*As a species overall, not necessarily for the individual in particular; that is, the survivors can learn from the mistakes made by the recently deceased.
It'd be interesting to know what's different between NZ and Europe. Here there is no evidence of color effecting crashes and 70% of the multi vehicle accidents are the cager's fault.
It's a pitty you join into the less self-reflecting crowd that thinks "who doesn't think like me doesn't think at all".
As well as it's sometimes more comfortable to leave the gear at home.
Thanks for the heads up, checked out thier site, I'll be getting a pair of thier jeans to replace my draggin jeans. Good stuff !
Good points. OTOH, some may think that Hi-Vis gear and conspicuity lighting or headlight modulators can make you invincible. They don't-- all they can do is even the odds a bit that those who drive with awareness will see you; to the brain-dead, you're still invisible and you should ride like you are. Situational awareness and a well-tuned Spidey Sense still helpout...
In my view if you wear gear you will live til you are old and if you dont wear gear you will end up dieing young.
i ride in full gear and wear a full face or a mx helmet.
Wanna tell that story to the mother and wife of the 41 year old killed yesterday here in my town?
Hit the back end of a pickup in heavy interstate traffic when cars in his lane suddenly slowed. Fell off the bike after impact and rolled into an adjacent lane where he was run over by other car.
Full face helmet and top-noth gear is no match when run over by a 3000+lb car.
Gear is important but by no means a guarantee that one will live to an old age.
But wearing gear will be better then no go if you slid down the road.
That sounds like a riding skills issue more than a lack of gear issue. No reason to run into the back of a car unless you dont have sufficient braking skills, or you're not paying attention. Dont even get me started on the lack of training offered to riders in this country. Or, how its perfectly legal to walk into a dealer and buy a 1000lb bike with no experience and a piece of paper that you filled in at the DOT the same day. Without demonstrating any proficiency.
That my friends, is a whole other debate.
We here on ADV are exceptional riders and never make mistakes so I'm obviously preaching to the choir but most motorcycle accidents are rider error.
Does wearing more gear lead to increased risk taking?
Most here would probably say "no, not for me". I think otherwise.
Would you run through the nicest series of twisties at the same pace if in shorts, no helmet, and no gloves as you would fully geared? Of course this question really only applies to those that have ridden on occasion without all the gear......if you've never ridden without gear you really can't honeslty answer the question. My guess is without gear we would ride a little slower, wouldn't push the corners quite so hard, would leave a little more space between the cars in front, and slow a little more when appraoching an intersection or blind curve.

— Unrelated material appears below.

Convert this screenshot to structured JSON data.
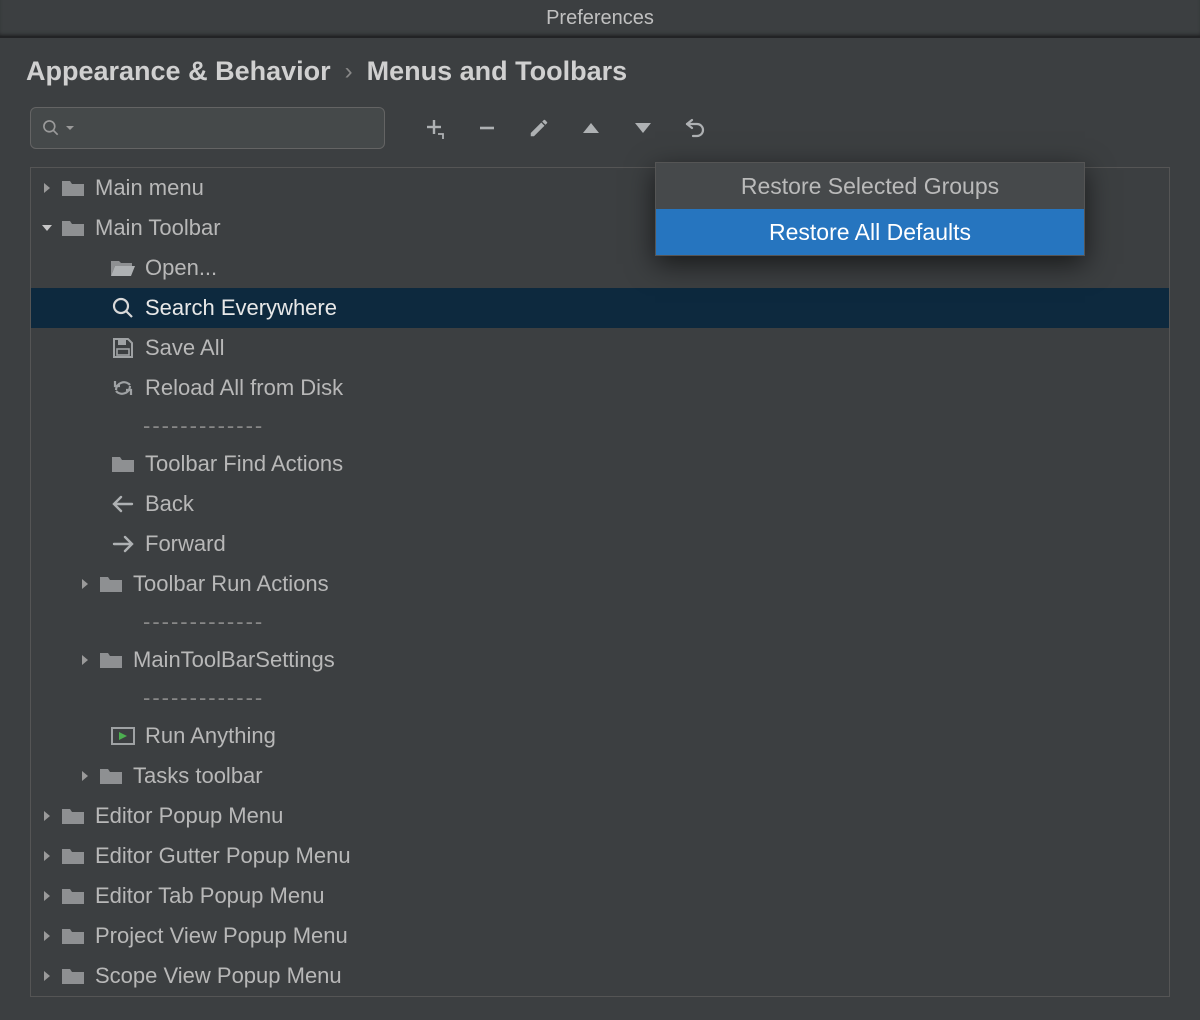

If you can honestly answer your riding would not change then you are an incredibly disciplined rider and my hats off to you.
Just something to think about, agree or disagree, no worries.
All good points Bill.
I wear a well constructed 100% canary yellow textile jacket with black leather pants in preference to a all leather outfit. Would a leather jacket provide better protection when I'm sliding down the road? No doubt. However I feel my overall safety is significantly better by trying to avoid a problem in the first place.
However sometime when its bucketing down rain and I have to get to work dry, I'll wear an old snow ski jacket and pants. If you ski in Australia you'll know why our ski gear has to be 100% waterproof. Anyhow, to the point. The ski cloths are dark blue and grey.
I certainly don't feel invincible when I wear my 100% yellow jacket, but I sure as hell feel really vunerable when I wear the dark coloured ski gear.